Business Insider reported last week that the half-life of YouTube videos is now hovering around six days. For those who aren’t scientists or web developers, what this means is that 50% of the average YouTube clip’s viewers see the clip within the first six days that it is put up on the internet. This number has dropped from fourteen days in 2008. The half-life of YouTube clips is getting shorter – and we can theorise that a big reason for this is the real-time web. The ‘real-time web’ is a fancy way of saying Twitter, and the way that Twitter has affected other social media platforms. You could say (if you wanted to be entirely simplistic and make a crude generalisation based on these statistics) that we are now so efficient at instantaneously sharing and distributing pithy little videos around the internet that the majority of us never see something unless we see it within a week.
What, you might ask, has this to do with books?

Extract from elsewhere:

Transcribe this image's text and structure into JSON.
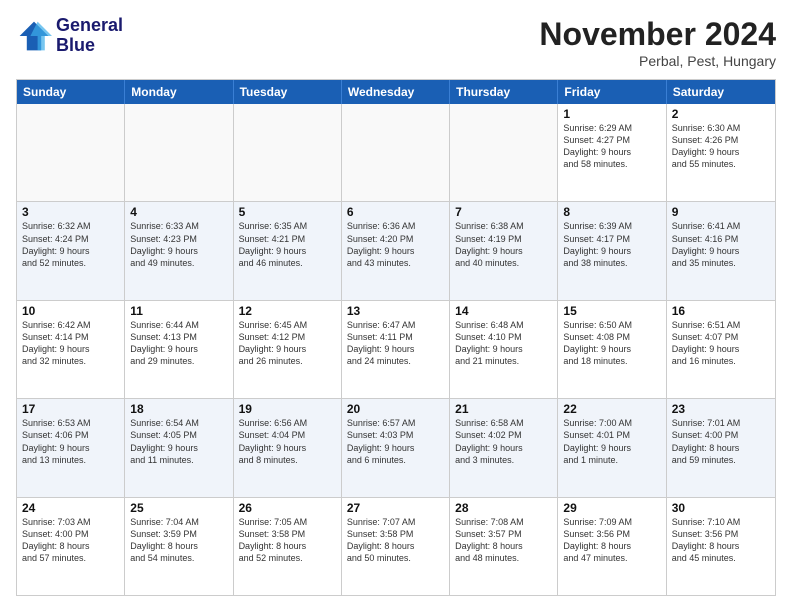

Well, with the increasingly close integration of social media and books (the latest firmware for the Kindle includes the in-built ability to post what you’re reading and quotes to Twitter and Facebook) we might reasonably expect the shelf-life of books to decrease along with other digital media.
Or can we? Interestingly, Google is putting a lot of effort into trying to turn web video into an experience that mimics television. Particularly regarding how much attention we pay to television – and for how long we watch it. The web – which by its nature privileges active browsing over passive viewing – is not very easy to monetise. This is obviously very important when your primary income comes from advertising. With the announcement of Google TV this week, we can see that the next frontier for the search giant is colonising our living rooms.
Is it reasonable to draw a similar line between Google and TV and Google and books? Shelf-life (or at least profitable shelf-life) for books that are published today is about six weeks at the maximum. Books that haven’t sold much in six weeks are very unlikely to sell more. Can the publishing industry survive a shorter shelf-life? Or will it just mean we buy more books (and perhaps read less)? Or are books by their very nature entirely different to other kinds of media – and therefore immune to the vagaries of the real-time web? Sound off in the comments and let me know what you think.